    What kind on maintenance for the hydraulics are you talking about?

  28. #38
    Join Date
    Jul 2006
    Location
    Hillsboro, New Hampshire
    Posts
    12,950
    Post Thanks / Like
    Likes (Given)
    2938
    Likes (Received)
    8932

    Default

    Quote Originally Posted by CORONA VIRUS View Post
    I prefer the rego-fix collet system over anything. I do not like the hydro chucks only because of the operator maintenance needed. We can't even get operators to clean spindles. If you do high rpm stuff they are great. But, for low rpm stuff (v4500 rpm) the sidelocks will do just fine.
    I've used the Rego-Fix, and your comment about lazy operators confuses me. R-F requires "perfect" cleanliness of the toolholder and compression collets before they go into the clamping machine, so I can't see them helping out in that aspect.

    Lovely (if expensive) system otherwise, with $$$$$ available I'd tool up with them again.

  29. #39
    Join Date
    Feb 2020
    Country
    UNITED STATES
    State/Province
    Alabama
    Posts
    366
    Post Thanks / Like
    Likes (Given)
    151
    Likes (Received)
    104

    Default

    Quote Originally Posted by fmari --MariTool- View Post
    What kind on maintenance for the hydraulics are you talking about?
    Cleaning. Chips an grit are devastating to hydro holders.

  30. #40
    Join Date
    Feb 2020
    Country
    UNITED STATES
    State/Province
    Alabama
    Posts
    366
    Post Thanks / Like
    Likes (Given)
    151
    Likes (Received)
    104

    Default

    Quote Originally Posted by Milland View Post
    I've used the Rego-Fix, and your comment about lazy operators confuses me. R-F requires "perfect" cleanliness of the toolholder and compression collets before they go into the clamping machine, so I can't see them helping out in that aspect.

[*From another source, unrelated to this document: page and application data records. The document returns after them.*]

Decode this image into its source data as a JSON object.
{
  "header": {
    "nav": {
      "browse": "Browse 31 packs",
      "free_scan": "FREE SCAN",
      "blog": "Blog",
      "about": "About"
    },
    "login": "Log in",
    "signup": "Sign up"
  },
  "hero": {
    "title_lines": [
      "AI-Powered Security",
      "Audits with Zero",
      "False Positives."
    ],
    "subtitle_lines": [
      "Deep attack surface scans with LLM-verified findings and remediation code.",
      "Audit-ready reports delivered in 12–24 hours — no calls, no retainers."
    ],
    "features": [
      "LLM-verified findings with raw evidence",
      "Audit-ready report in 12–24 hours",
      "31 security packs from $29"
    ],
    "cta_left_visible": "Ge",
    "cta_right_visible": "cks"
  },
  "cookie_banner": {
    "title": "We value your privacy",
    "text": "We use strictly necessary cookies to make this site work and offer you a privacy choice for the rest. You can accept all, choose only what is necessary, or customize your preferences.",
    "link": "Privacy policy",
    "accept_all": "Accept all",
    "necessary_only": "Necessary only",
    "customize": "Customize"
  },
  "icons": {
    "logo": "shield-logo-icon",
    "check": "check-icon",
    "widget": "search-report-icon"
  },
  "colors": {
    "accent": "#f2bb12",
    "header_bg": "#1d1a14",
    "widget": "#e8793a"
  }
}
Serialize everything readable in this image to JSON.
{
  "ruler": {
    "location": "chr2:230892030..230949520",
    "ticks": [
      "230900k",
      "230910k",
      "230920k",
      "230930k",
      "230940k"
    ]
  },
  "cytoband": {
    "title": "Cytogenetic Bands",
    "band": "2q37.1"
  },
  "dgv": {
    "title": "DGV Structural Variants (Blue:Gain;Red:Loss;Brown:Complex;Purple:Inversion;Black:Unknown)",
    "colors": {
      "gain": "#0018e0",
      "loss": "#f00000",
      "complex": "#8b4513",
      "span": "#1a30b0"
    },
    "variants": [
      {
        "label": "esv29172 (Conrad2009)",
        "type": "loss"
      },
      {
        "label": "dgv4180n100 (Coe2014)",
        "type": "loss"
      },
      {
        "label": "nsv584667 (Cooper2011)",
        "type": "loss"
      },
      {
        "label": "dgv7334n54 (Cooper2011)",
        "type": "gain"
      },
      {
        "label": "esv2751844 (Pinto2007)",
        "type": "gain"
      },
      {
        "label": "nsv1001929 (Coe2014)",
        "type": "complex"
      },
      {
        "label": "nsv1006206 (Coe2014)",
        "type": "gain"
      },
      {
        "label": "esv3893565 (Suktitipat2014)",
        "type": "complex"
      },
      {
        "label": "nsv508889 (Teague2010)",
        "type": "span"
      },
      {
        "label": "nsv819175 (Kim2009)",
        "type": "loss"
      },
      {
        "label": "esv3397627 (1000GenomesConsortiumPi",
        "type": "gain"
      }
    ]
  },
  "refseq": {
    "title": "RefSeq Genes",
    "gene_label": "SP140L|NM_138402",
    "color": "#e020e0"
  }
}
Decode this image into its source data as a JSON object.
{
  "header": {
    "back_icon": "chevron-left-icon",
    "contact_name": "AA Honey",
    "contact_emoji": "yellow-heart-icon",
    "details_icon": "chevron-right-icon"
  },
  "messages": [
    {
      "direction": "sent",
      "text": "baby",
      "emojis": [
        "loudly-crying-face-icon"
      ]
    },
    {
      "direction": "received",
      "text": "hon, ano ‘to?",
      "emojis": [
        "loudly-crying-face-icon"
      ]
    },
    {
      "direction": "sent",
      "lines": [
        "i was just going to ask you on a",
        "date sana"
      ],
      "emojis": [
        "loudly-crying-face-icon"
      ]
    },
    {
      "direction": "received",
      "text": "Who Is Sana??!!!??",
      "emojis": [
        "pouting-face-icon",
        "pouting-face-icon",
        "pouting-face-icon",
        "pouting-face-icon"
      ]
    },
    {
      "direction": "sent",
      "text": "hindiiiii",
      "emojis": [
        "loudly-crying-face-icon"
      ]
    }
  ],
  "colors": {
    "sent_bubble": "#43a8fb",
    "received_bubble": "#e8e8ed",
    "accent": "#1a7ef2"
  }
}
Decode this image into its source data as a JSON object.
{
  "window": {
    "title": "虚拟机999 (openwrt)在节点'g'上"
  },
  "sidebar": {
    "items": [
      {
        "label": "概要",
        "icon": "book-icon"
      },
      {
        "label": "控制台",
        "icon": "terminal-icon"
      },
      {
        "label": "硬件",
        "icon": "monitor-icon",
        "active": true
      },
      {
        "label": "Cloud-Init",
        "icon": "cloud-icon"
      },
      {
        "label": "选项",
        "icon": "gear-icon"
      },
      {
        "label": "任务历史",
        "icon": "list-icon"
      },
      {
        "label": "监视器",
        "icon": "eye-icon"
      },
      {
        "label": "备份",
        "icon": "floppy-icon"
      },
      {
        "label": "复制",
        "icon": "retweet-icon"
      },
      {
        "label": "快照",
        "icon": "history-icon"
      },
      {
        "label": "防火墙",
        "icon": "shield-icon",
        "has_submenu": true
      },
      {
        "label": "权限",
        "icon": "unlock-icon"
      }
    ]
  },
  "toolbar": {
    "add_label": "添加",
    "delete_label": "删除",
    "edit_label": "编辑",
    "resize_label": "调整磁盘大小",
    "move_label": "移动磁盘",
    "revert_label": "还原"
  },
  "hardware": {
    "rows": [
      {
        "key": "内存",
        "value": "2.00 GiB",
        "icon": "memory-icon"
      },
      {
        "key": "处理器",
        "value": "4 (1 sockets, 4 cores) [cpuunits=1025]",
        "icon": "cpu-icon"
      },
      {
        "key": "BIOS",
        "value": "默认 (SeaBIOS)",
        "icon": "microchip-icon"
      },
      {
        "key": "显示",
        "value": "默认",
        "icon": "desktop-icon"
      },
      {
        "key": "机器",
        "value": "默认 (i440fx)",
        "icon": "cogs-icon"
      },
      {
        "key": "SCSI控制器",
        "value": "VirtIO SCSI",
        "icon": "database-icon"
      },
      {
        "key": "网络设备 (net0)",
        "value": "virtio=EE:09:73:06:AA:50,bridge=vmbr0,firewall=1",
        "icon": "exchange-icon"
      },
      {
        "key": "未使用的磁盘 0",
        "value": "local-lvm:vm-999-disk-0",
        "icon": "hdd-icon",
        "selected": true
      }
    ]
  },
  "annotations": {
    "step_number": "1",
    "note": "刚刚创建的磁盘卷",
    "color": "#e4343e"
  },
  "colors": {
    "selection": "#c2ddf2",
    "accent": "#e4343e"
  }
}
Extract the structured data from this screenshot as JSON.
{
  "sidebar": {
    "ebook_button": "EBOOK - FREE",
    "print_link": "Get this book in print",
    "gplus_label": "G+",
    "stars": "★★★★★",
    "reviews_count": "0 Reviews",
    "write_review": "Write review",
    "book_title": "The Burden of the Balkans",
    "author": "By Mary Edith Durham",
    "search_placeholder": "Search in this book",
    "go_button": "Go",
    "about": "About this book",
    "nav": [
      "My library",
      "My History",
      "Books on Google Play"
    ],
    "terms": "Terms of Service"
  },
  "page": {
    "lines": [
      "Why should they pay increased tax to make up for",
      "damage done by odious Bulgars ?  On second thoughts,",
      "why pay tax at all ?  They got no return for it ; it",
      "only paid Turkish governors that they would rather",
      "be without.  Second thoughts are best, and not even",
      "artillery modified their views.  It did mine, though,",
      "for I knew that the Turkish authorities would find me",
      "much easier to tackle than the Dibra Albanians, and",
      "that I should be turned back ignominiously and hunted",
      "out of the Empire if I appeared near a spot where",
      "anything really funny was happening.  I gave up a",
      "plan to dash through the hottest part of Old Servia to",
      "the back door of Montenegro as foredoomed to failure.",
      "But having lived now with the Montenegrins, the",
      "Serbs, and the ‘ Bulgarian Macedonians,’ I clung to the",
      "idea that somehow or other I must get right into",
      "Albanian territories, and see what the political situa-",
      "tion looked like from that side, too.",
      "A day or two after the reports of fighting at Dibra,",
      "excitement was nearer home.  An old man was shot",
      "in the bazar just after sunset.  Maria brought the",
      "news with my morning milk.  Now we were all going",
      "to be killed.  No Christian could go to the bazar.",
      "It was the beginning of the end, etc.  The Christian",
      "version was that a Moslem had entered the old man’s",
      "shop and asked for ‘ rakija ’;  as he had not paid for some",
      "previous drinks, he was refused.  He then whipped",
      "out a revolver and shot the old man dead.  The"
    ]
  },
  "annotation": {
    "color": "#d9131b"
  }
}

    Lovely (if expensive) system otherwise, with $$$$$ available I'd tool up with them again.
    Yeah. These are easier to clean than the hydra holders.


Tags for this Thread

Bookmarks

Posting Permissions

  • You may not post new threads
  • You may not post replies
  • You may not post attachments
  • You may not edit your posts
  •